### Given data ###

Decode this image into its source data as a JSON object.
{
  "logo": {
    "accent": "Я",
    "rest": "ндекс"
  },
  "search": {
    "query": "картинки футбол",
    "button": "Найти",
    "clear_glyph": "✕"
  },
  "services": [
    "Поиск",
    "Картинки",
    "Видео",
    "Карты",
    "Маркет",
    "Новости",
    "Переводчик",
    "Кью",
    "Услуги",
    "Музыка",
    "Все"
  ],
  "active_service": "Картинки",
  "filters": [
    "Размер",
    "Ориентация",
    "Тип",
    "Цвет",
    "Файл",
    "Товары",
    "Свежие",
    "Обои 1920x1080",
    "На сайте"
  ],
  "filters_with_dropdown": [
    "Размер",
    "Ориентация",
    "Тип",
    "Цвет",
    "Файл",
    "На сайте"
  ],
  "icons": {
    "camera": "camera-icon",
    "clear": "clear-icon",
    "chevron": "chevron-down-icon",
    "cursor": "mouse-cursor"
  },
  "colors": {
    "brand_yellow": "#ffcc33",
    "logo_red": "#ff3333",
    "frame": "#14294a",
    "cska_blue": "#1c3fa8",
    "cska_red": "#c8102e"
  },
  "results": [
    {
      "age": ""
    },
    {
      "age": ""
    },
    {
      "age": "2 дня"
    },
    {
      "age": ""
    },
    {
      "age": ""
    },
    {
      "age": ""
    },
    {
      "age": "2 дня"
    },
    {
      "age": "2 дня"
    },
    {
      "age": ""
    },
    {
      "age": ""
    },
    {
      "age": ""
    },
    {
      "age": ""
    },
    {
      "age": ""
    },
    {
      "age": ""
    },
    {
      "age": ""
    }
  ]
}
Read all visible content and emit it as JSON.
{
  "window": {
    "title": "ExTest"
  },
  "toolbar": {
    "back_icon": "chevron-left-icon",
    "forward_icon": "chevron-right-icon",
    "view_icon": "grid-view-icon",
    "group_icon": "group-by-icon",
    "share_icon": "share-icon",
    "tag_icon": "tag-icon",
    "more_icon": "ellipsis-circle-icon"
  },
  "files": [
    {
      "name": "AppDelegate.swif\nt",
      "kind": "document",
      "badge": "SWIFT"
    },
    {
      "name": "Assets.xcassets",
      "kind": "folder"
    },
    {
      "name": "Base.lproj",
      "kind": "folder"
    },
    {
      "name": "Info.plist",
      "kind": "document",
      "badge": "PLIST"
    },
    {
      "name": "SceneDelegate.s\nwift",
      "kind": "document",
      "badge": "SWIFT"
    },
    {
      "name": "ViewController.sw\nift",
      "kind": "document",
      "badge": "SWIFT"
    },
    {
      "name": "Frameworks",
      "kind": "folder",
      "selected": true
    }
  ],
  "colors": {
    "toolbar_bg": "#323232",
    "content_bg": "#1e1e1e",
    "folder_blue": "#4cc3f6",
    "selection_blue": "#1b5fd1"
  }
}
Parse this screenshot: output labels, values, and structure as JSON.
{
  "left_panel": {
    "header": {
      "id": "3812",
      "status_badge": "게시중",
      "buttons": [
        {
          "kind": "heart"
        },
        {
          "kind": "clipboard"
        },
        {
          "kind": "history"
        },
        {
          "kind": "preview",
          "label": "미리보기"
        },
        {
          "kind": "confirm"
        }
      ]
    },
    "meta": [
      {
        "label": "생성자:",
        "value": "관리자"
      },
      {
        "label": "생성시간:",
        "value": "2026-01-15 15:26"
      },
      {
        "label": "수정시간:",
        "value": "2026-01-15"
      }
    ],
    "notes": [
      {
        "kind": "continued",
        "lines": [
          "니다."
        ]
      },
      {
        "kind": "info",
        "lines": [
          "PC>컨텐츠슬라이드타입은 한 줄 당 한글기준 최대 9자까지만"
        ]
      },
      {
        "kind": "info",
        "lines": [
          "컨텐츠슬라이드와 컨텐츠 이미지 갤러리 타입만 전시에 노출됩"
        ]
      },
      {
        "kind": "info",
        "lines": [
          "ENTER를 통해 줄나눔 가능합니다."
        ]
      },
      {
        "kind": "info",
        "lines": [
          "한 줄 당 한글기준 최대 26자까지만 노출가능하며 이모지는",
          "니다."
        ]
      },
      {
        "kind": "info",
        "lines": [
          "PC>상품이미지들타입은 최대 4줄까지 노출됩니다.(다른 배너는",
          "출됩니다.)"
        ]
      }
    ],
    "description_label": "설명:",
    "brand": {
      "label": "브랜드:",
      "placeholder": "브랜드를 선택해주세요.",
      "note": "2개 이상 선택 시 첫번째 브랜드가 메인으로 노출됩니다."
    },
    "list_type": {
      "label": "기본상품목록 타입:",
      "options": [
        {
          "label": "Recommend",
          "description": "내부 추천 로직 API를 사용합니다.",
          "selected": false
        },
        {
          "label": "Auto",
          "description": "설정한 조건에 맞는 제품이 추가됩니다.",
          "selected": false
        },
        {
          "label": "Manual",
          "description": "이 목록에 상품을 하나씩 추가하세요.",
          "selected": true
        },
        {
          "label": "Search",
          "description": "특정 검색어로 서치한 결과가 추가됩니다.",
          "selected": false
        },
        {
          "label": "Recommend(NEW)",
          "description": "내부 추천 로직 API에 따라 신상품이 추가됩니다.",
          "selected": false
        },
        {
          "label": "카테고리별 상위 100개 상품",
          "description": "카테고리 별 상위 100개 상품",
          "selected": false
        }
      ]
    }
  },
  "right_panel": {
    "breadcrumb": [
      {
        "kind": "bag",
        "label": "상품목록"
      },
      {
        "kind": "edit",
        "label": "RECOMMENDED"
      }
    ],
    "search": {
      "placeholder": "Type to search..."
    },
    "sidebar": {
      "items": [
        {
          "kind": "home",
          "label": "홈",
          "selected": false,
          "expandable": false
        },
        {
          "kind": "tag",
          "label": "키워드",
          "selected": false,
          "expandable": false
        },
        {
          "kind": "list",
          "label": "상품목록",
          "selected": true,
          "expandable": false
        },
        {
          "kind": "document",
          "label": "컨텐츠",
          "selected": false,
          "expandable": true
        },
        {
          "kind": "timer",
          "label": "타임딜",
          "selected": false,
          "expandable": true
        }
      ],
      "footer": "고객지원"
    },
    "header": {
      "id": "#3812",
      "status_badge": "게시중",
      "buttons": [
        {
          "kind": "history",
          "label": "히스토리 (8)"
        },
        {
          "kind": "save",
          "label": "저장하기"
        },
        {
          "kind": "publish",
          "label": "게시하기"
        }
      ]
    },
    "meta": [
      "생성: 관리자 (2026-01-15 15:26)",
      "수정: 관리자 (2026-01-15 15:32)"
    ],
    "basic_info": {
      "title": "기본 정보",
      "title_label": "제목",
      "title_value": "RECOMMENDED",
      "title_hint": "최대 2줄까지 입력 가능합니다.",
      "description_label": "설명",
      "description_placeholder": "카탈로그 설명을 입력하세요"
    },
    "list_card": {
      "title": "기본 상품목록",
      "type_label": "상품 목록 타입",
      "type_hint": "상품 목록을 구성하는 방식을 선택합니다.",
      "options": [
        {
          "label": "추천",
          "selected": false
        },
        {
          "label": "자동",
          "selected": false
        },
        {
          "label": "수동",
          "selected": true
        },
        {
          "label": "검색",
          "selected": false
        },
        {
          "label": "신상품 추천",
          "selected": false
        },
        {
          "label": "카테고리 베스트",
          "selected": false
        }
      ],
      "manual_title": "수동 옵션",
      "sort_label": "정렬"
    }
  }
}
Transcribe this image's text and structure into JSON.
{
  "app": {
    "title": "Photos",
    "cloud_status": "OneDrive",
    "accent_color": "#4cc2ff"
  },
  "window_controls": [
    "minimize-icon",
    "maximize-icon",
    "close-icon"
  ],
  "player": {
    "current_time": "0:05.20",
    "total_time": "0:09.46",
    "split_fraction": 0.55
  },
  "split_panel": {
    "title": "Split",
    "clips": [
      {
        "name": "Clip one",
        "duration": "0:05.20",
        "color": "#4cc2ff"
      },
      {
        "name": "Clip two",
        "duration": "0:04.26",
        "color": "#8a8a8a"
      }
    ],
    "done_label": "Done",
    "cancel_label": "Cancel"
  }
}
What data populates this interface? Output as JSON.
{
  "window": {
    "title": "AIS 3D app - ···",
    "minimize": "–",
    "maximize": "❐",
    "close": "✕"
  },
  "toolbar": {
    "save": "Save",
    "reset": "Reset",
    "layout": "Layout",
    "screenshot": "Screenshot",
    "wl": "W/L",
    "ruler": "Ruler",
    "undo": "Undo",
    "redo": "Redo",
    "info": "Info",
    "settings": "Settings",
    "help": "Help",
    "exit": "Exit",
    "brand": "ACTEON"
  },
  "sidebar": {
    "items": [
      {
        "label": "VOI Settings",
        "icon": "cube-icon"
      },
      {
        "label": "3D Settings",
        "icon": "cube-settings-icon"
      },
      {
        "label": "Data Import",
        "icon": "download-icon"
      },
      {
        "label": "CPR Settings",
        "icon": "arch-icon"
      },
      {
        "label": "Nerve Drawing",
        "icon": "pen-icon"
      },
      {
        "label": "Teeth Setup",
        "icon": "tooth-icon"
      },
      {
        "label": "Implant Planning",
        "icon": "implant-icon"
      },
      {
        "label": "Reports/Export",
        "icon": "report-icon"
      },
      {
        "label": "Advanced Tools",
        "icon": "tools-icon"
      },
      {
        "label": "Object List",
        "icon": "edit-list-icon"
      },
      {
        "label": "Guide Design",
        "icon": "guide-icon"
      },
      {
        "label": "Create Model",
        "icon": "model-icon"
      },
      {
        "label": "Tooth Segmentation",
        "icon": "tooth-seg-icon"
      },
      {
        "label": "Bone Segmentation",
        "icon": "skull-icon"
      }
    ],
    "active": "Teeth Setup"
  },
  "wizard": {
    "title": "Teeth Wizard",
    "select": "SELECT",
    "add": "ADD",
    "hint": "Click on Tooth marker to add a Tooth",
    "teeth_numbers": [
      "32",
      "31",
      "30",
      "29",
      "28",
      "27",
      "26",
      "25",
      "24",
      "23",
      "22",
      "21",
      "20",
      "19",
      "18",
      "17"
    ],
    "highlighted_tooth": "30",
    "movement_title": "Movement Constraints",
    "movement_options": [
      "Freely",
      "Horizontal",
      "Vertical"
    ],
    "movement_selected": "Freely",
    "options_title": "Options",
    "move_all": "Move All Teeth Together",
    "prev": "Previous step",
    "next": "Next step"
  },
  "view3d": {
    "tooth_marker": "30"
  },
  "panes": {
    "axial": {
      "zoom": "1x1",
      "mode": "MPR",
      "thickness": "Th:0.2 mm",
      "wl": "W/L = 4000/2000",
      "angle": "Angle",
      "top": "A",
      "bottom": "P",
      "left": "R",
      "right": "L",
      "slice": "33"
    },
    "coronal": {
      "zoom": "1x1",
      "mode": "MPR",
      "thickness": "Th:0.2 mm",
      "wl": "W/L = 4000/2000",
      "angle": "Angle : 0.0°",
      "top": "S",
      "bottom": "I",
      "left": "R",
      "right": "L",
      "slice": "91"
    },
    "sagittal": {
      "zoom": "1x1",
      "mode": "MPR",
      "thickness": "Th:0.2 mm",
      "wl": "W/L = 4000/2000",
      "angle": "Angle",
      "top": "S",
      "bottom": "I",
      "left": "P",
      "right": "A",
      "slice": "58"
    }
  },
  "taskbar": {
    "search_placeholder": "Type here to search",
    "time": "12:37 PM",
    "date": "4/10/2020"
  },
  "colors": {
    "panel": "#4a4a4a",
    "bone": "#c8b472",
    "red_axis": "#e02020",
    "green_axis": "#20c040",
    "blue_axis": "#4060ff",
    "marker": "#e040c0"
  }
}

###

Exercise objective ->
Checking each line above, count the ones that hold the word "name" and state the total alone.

Response box ->
9